- Build time a year ago: 15 hours.
Across 15 EC2 build slaves it took “only” 1 hour of real time.
- Build time today: 15 seconds
On my laptop.
Having a build that took over an hour to run crippled the productivity of our team.
So, how did we make such a drastic improvement? There were no quick fixes, though Lord knows we tried to find them. Instead we have had to completely change the way we test.
Rather than any brilliant new techniques, there were instead three big mistakes that we had made that created such a monster build time. We went down a wrong path, and it took a lot of time and effort to fix it later.
Bad Practice #1: We favoured integration tests over unit tests
We used to be extremely thorough in our integration tests. We used them to test everything, usually instead of unit tests, which were comparatively thin on the ground. Since integration tests are far, far slower than unit tests, this caused a lot of unnecessary work.
To fix this we looked at each integration test in turn and either:
- ditched it (i.e. we increased our tolerance for broken things in exchange for having a faster build)
- rewrote it as a unit test on a specific class
- kept it, as we still needed a few integration tests for each component
Bad Practice #2: We had many, many features that were relatively unimportant
Many of the less used or less strategic features on songkick.com have gone. This was an extremely painful decision to make, and we made it for bigger reasons than just improving our build time. But it certainly improved the build time a lot.
Fixing this and the previous point have turned a library of 1642 Cucumber scenarios into just 200.
Bad Practice #3: Our integration tests were actually acceptance tests
This test suite used to integrate over our website, domain library, database, message bus and background job workers. Each was spun up as a separate process in the test environment. We basically ran all our website tests against a working version of our entire system. Remember I said we tested virtually every code path? This added up to a lot of time.
Nowadays, our website integration tests are really only integration tests.
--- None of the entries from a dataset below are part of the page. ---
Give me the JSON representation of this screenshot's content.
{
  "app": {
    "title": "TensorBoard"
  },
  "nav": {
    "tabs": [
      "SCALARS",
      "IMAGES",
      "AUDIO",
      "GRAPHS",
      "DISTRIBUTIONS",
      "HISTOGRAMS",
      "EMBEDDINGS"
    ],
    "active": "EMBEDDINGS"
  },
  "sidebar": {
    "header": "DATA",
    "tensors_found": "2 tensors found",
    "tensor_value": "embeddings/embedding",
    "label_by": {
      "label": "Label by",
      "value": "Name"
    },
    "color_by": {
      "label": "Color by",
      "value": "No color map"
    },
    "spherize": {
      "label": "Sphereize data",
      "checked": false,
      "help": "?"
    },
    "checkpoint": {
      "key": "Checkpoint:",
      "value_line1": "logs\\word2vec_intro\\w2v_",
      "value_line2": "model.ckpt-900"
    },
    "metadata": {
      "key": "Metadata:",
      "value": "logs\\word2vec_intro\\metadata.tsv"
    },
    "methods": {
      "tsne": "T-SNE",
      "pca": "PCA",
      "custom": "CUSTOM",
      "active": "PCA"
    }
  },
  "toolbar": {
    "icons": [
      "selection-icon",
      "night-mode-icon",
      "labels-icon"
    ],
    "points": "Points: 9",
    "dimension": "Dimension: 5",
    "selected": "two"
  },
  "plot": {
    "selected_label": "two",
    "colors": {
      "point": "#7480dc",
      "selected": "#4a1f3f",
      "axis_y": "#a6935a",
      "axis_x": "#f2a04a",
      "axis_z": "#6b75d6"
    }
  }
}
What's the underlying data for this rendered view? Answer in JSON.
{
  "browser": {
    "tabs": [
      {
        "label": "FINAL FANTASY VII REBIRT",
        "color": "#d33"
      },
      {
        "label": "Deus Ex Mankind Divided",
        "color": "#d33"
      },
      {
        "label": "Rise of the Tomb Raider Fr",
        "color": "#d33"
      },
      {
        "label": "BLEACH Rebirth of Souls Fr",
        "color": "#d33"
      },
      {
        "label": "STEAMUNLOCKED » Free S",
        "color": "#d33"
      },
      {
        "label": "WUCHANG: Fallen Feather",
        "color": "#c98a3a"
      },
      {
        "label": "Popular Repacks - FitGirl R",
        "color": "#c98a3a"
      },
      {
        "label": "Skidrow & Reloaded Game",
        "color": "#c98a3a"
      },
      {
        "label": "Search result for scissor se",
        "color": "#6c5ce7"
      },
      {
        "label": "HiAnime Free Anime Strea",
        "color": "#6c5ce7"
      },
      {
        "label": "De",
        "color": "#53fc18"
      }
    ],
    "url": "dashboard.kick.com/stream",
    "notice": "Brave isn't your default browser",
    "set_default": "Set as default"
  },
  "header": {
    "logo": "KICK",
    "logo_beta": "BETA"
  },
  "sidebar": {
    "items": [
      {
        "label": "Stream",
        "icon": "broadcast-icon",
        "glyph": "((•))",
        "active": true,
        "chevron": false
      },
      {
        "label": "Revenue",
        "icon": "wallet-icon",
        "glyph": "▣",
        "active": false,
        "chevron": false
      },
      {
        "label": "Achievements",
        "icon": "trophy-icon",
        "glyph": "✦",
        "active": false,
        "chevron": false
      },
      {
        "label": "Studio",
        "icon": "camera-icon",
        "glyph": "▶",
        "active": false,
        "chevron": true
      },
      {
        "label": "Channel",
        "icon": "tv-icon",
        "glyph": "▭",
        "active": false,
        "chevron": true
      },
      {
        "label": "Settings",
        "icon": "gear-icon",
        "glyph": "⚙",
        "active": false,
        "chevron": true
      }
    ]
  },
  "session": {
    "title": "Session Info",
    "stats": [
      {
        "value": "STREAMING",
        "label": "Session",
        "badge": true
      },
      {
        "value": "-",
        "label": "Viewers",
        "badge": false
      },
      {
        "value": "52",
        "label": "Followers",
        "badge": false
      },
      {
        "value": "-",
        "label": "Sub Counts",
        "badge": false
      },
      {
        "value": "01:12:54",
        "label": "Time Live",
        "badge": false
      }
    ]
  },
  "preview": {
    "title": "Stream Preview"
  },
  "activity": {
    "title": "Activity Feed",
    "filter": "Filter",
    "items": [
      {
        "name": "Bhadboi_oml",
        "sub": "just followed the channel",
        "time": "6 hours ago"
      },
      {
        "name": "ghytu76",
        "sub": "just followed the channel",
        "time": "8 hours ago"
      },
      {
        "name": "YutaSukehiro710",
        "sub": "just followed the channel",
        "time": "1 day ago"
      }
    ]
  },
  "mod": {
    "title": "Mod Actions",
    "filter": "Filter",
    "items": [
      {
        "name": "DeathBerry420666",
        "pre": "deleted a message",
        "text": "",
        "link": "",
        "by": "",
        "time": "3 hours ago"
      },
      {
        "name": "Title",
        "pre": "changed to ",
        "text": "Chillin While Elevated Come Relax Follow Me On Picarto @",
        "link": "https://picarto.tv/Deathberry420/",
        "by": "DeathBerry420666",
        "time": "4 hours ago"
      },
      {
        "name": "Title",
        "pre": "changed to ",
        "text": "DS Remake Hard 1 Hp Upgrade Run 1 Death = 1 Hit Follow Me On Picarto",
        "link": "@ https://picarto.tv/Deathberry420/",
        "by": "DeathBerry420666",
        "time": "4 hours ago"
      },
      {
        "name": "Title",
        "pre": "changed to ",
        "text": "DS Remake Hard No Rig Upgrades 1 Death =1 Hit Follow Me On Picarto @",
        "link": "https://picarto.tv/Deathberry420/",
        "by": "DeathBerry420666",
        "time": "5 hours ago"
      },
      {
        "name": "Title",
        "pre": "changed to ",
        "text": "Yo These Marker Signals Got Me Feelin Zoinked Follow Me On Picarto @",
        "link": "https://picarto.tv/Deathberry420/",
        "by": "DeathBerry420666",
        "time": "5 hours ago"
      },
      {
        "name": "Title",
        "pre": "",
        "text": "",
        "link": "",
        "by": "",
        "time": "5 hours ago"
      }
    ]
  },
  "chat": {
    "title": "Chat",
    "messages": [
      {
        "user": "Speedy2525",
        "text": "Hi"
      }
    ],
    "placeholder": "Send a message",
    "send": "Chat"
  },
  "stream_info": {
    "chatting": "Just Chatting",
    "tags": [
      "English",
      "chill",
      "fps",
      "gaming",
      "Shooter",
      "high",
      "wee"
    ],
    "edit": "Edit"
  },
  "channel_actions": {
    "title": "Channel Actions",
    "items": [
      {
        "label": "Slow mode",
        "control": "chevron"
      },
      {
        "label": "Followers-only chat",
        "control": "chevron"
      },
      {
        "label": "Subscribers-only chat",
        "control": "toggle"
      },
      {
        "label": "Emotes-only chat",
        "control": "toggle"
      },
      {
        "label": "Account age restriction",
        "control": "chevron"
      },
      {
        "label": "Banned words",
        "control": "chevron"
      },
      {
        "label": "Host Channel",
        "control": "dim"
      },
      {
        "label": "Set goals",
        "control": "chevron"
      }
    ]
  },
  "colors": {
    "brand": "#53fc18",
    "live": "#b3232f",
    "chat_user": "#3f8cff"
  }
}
They integrate over code inside a single project. Every interface to another project is stubbed.
All our database access code is isolated in a domain library behind a thin service layer and is stubbed in the website project.
Instead of over a thousand acceptance tests, we now have fewer than 10. They run against our staging and production environments, after deployment, instead of slowly booting up a test environment during the build.
Six months later
Productivity is up! Morale is up! It’s amazing just how much a faster build has improved our working experience.
Remember that the suite described above was only one of our builds. We had multiple projects with builds that took more than 30 minutes to run. Now none of our test builds take longer than 5 minutes, which is now considered “slow”.
These mistakes are far clearer to us in hindsight than they were at the time, so I’d recommend looking carefully to make sure you are not infected by any of these bad practices. If you are, take the time to fix the problem. If you’re not, congratulations on avoiding the pitfalls we fell in to!
PS: Bonus quick fixes for reading this far
Ok, so there were one or two things we did that probably count as Quick Fixes:
- tweak our Ruby interpreter’s GC settings by trial and error (we use REE).
- run the build entirely on the tmpfs in-memory file system
Both of these gave surprisingly significant improvements, and accounted for perhaps 10% of the speedup.